The Struggle to Go Global
Going global as an investor is conspicuously problematic—particularly for the value crowd. When we dig into the public markets in places like China and India, we find that corporate behavior is far different from what we have learned to expect in the United States and Europe. The companies just don't appear to be very stable, making calculations of a useful intrinsic value difficult. In fact, the economies themselves appear to be changing rapidly (that is, developing). Additionally, information, even in published financial reports, appears questionable. Unless you're investing short-term, it's a struggle to invest in changing companies in changing environments with limited and/or incorrect information.
Looking at private companies, of which there appear to be a truly large and increasing number, there are problems as well. First, it's hard to find information. And then you discover that you can't get access to the deal anyway. These private companies often are owned by entrepreneurs, families, conglomerates, and state-backed vehicles, and they don't sell easily. And if they do, it's only a minority percentage, never a majority. Plus, significant cross-cultural and cross-border problems exist—language gaps; cultural gaps; differing political, economic, and legal systems. If value-based investing in the U.S. is mostly about finding and accurately measuring unrecognized value, value investing globally seems to be mostly about getting information and access to deals.

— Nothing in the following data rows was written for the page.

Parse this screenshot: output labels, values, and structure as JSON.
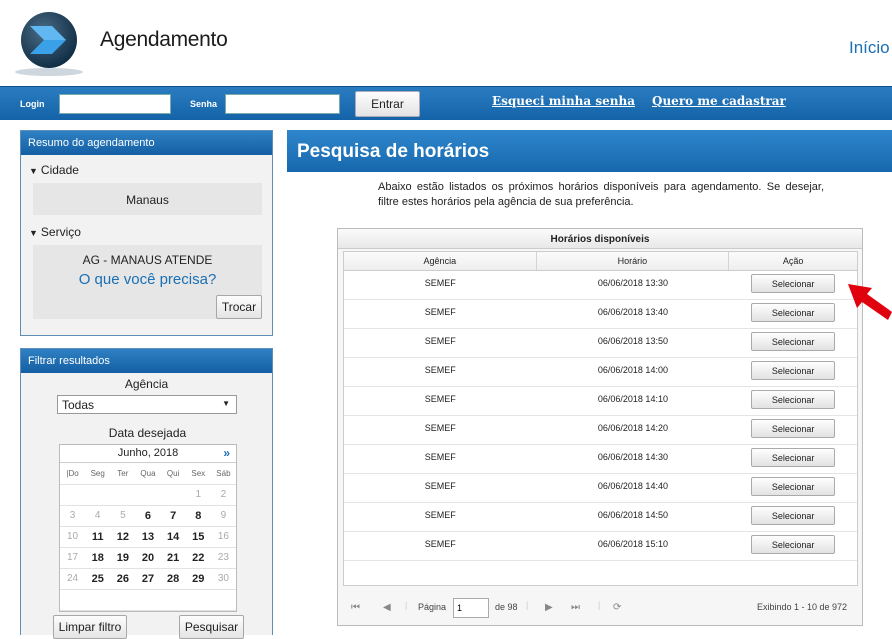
{
  "header": {
    "title": "Agendamento",
    "nav_inicio": "Início"
  },
  "login": {
    "login_label": "Login",
    "senha_label": "Senha",
    "login_value": "",
    "senha_value": "",
    "enter_button": "Entrar",
    "forgot_link": "Esqueci minha senha",
    "register_link": "Quero me cadastrar"
  },
  "summary": {
    "title": "Resumo do agendamento",
    "city_label": "Cidade",
    "city_value": "Manaus",
    "service_label": "Serviço",
    "service_value": "AG - MANAUS ATENDE",
    "service_question": "O que você precisa?",
    "change_button": "Trocar"
  },
  "filter": {
    "title": "Filtrar resultados",
    "agency_label": "Agência",
    "agency_selected": "Todas",
    "date_label": "Data desejada",
    "clear_button": "Limpar filtro",
    "search_button": "Pesquisar",
    "calendar": {
      "month": "Junho, 2018",
      "next": "»",
      "day_names": [
        "|Do",
        "Seg",
        "Ter",
        "Qua",
        "Qui",
        "Sex",
        "Sáb"
      ],
      "weeks": [
        [
          {
            "d": ""
          },
          {
            "d": ""
          },
          {
            "d": ""
          },
          {
            "d": ""
          },
          {
            "d": ""
          },
          {
            "d": "1"
          },
          {
            "d": "2"
          }
        ],
        [
          {
            "d": "3"
          },
          {
            "d": "4"
          },
          {
            "d": "5"
          },
          {
            "d": "6",
            "a": true
          },
          {
            "d": "7",
            "a": true
          },
          {
            "d": "8",
            "a": true
          },
          {
            "d": "9"
          }
        ],
        [
          {
            "d": "10"
          },
          {
            "d": "11",
            "a": true
          },
          {
            "d": "12",
            "a": true
          },
          {
            "d": "13",
            "a": true
          },
          {
            "d": "14",
            "a": true
          },
          {
            "d": "15",
            "a": true
          },
          {
            "d": "16"
          }
        ],
        [
          {
            "d": "17"
          },
          {
            "d": "18",
            "a": true
          },
          {
            "d": "19",
            "a": true
          },
          {
            "d": "20",
            "a": true
          },
          {
            "d": "21",
            "a": true
          },
          {
            "d": "22",
            "a": true
          },
          {
            "d": "23"
          }
        ],
        [
          {
            "d": "24"
          },
          {
            "d": "25",
            "a": true
          },
          {
            "d": "26",
            "a": true
          },
          {
            "d": "27",
            "a": true
          },
          {
            "d": "28",
            "a": true
          },
          {
            "d": "29",
            "a": true
          },
          {
            "d": "30"
          }
        ],
        [
          {
            "d": ""
          },
          {
            "d": ""
          },
          {
            "d": ""
          },
          {
            "d": ""
          },
          {
            "d": ""
          },
          {
            "d": ""
          },
          {
            "d": ""
          }
        ]
      ]
    }
  },
  "main": {
    "title": "Pesquisa de horários",
    "intro": "Abaixo estão listados os próximos horários disponíveis para agendamento. Se desejar, filtre estes horários pela agência de sua preferência."
  },
  "grid": {
    "title": "Horários disponíveis",
    "columns": [
      "Agência",
      "Horário",
      "Ação"
    ],
    "select_label": "Selecionar",
    "rows": [
      {
        "agency": "SEMEF",
        "time": "06/06/2018 13:30"
      },
      {
        "agency": "SEMEF",
        "time": "06/06/2018 13:40"
      },
      {
        "agency": "SEMEF",
        "time": "06/06/2018 13:50"
      },
      {
        "agency": "SEMEF",
        "time": "06/06/2018 14:00"
      },
      {
        "agency": "SEMEF",
        "time": "06/06/2018 14:10"
      },
      {
        "agency": "SEMEF",
        "time": "06/06/2018 14:20"
      },
      {
        "agency": "SEMEF",
        "time": "06/06/2018 14:30"
      },
      {
        "agency": "SEMEF",
        "time": "06/06/2018 14:40"
      },
      {
        "agency": "SEMEF",
        "time": "06/06/2018 14:50"
      },
      {
        "agency": "SEMEF",
        "time": "06/06/2018 15:10"
      }
    ],
    "pager": {
      "page_label": "Página",
      "page_value": "1",
      "of_label": "de 98",
      "summary": "Exibindo 1 - 10 de 972"
    }
  },
  "colors": {
    "brand_blue": "#1768ad",
    "link_blue": "#1a6fb5",
    "annotation_red": "#e0000e"
  }
}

Finally, if you do manage to get a deal done, you find yourself a minority owner of an emerging-market company, frequently known as the "sucker at the table." You quickly discover that your contract and Board seat mean little. Corporate governance and minority shareholder rights are nonexistent. A foreigner and his money are very easily parted. Don't be surprised if you are diluted or forced out after you have paid in.
The classic long-term value investing approach assumes many things: ready access to deals, the rule of law, shareholder rights, accurate and available information, a separation of commercial and government activities, and a significant degree of stability in both the company and the market. Few of these assumptions hold as you start to go global. So Western investors either stay in the West or go global but limit themselves to short-term, highly liquid, or speculative and technical strategies.
In doing so, they miss the point and ignore the most important lesson of value investing: An investor can build the most wealth not by speculating or going short-term, but by capturing real economic value in companies. This means staying focused on economic value. It means thinking long-term. And that is the crux of the problem. How do you focus on economic value over the long term, particularly for private companies and illiquid assets, in environments that are inherently unstable and uncertain? The struggle to go global is really the struggle to apply a long-term and value-based investment approach in unstable and uncertain landscapes.